Saved data entries
>>>

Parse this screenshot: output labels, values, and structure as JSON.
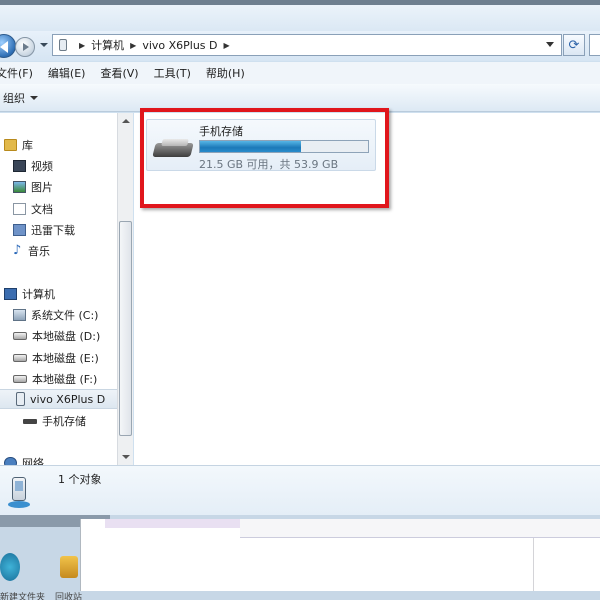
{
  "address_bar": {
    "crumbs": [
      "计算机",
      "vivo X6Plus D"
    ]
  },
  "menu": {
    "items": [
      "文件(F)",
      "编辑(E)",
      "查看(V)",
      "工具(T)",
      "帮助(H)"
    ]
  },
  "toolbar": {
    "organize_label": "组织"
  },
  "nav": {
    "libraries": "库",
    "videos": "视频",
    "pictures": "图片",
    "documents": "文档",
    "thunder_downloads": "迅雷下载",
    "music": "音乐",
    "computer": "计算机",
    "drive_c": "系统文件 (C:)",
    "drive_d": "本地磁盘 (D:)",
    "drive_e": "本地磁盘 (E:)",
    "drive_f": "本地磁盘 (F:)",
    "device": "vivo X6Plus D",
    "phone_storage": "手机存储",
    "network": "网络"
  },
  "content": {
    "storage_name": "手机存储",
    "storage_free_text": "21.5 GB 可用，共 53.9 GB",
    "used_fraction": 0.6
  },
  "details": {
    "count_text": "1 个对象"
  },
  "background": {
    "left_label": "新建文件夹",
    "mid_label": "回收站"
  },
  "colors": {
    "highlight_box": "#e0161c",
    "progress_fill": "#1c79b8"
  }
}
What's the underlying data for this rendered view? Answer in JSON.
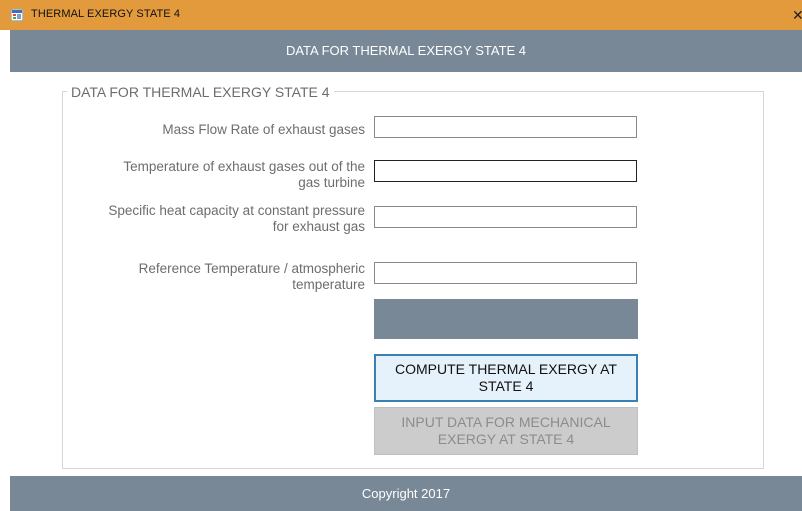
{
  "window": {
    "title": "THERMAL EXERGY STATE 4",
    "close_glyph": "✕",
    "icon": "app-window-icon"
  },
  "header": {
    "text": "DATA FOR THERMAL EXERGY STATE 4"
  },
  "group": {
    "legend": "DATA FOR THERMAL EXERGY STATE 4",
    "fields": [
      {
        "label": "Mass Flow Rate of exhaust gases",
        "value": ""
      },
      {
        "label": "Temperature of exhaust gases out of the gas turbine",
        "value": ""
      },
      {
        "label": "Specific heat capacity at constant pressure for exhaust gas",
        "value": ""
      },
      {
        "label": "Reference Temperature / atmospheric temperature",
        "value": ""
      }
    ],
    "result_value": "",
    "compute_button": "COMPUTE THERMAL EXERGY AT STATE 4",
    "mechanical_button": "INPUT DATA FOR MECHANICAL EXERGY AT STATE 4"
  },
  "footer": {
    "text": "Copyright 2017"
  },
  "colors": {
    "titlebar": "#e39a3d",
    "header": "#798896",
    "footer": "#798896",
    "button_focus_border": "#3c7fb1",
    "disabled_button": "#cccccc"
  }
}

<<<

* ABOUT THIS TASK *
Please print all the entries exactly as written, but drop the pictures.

* SOLUTION TO THIS EXERCISE *
Parse this screenshot: output labels, values, and structure as JSON.
{
  "address_bar": {
    "crumbs": [
      "计算机",
      "vivo X6Plus D"
    ]
  },
  "menu": {
    "items": [
      "文件(F)",
      "编辑(E)",
      "查看(V)",
      "工具(T)",
      "帮助(H)"
    ]
  },
  "toolbar": {
    "organize_label": "组织"
  },
  "nav": {
    "libraries": "库",
    "videos": "视频",
    "pictures": "图片",
    "documents": "文档",
    "thunder_downloads": "迅雷下载",
    "music": "音乐",
    "computer": "计算机",
    "drive_c": "系统文件 (C:)",
    "drive_d": "本地磁盘 (D:)",
    "drive_e": "本地磁盘 (E:)",
    "drive_f": "本地磁盘 (F:)",
    "device": "vivo X6Plus D",
    "phone_storage": "手机存储",
    "network": "网络"
  },
  "content": {
    "storage_name": "手机存储",
    "storage_free_text": "21.5 GB 可用，共 53.9 GB",
    "used_fraction": 0.6
  },
  "details": {
    "count_text": "1 个对象"
  },
  "background": {
    "left_label": "新建文件夹",
    "mid_label": "回收站"
  },
  "colors": {
    "highlight_box": "#e0161c",
    "progress_fill": "#1c79b8"
  }
}
What's the underlying data for this rendered view? Answer in JSON.
{
  "window": {
    "title": "THERMAL EXERGY STATE 4",
    "close_glyph": "✕",
    "icon": "app-window-icon"
  },
  "header": {
    "text": "DATA FOR THERMAL EXERGY STATE 4"
  },
  "group": {
    "legend": "DATA FOR THERMAL EXERGY STATE 4",
    "fields": [
      {
        "label": "Mass Flow Rate of exhaust gases",
        "value": ""
      },
      {
        "label": "Temperature of exhaust gases out of the gas turbine",
        "value": ""
      },
      {
        "label": "Specific heat capacity at constant pressure for exhaust gas",
        "value": ""
      },
      {
        "label": "Reference Temperature / atmospheric temperature",
        "value": ""
      }
    ],
    "result_value": "",
    "compute_button": "COMPUTE THERMAL EXERGY AT STATE 4",
    "mechanical_button": "INPUT DATA FOR MECHANICAL EXERGY AT STATE 4"
  },
  "footer": {
    "text": "Copyright 2017"
  },
  "colors": {
    "titlebar": "#e39a3d",
    "header": "#798896",
    "footer": "#798896",
    "button_focus_border": "#3c7fb1",
    "disabled_button": "#cccccc"
  }
}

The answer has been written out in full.